» WORK INSTRUCTIONS
Scan the records for lines with the word "Cuts", and copy every such line.

━━━━━━━━━━━━━━━━━━━━

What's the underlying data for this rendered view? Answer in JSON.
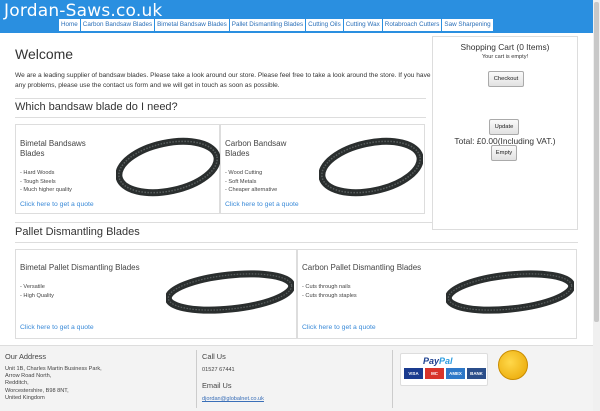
{
  "brand": "Jordan-Saws.co.uk",
  "nav": [
    "Home",
    "Carbon Bandsaw Blades",
    "Bimetal Bandsaw Blades",
    "Pallet Dismantling Blades",
    "Cutting Oils",
    "Cutting Wax",
    "Rotabroach Cutters",
    "Saw Sharpening"
  ],
  "welcome": {
    "title": "Welcome",
    "text": "We are a leading supplier of bandsaw blades. Please take a look around our store. Please feel free to take a look around the store. If you have any problems, please use the contact us form and we will get in touch as soon as possible."
  },
  "bandsaw_section": {
    "title": "Which bandsaw blade do I need?",
    "cards": [
      {
        "title_lines": [
          "Bimetal Bandsaws",
          "Blades"
        ],
        "features": [
          "- Hard Woods",
          "- Tough Steels",
          "- Much higher quality"
        ],
        "link": "Click here to get a quote"
      },
      {
        "title_lines": [
          "Carbon Bandsaw",
          "Blades"
        ],
        "features": [
          "- Wood Cutting",
          "- Soft Metals",
          "- Cheaper alternative"
        ],
        "link": "Click here to get a quote"
      }
    ]
  },
  "pallet_section": {
    "title": "Pallet Dismantling Blades",
    "cards": [
      {
        "title": "Bimetal Pallet Dismantling Blades",
        "features": [
          "- Versatile",
          "- High Quality"
        ],
        "link": "Click here to get a quote"
      },
      {
        "title": "Carbon Pallet Dismantling Blades",
        "features": [
          "- Cuts through nails",
          "- Cuts through staples"
        ],
        "link": "Click here to get a quote"
      }
    ]
  },
  "cart": {
    "title": "Shopping Cart (0 Items)",
    "empty_text": "Your cart is empty!",
    "checkout": "Checkout",
    "total": "Total: £0.00(Including VAT.)",
    "update": "Update",
    "empty_btn": "Empty"
  },
  "footer": {
    "address_title": "Our Address",
    "address_lines": [
      "Unit 1B, Charles Martin Business Park,",
      "Arrow Road North,",
      "Redditch,",
      "Worcestershire, B98 8NT,",
      "United Kingdom"
    ],
    "call_title": "Call Us",
    "phone": "01527 67441",
    "email_title": "Email Us",
    "email": "djordan@globalnet.co.uk",
    "paypal_pay": "Pay",
    "paypal_pal": "Pal",
    "card_logos": [
      "VISA",
      "MC",
      "AMEX",
      "BANK"
    ]
  },
  "colors": {
    "accent": "#2a8fe0",
    "link": "#3a8ad8"
  }
}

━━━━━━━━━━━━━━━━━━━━

» THE ANSWER
          "- Cuts through nails",
          "- Cuts through staples"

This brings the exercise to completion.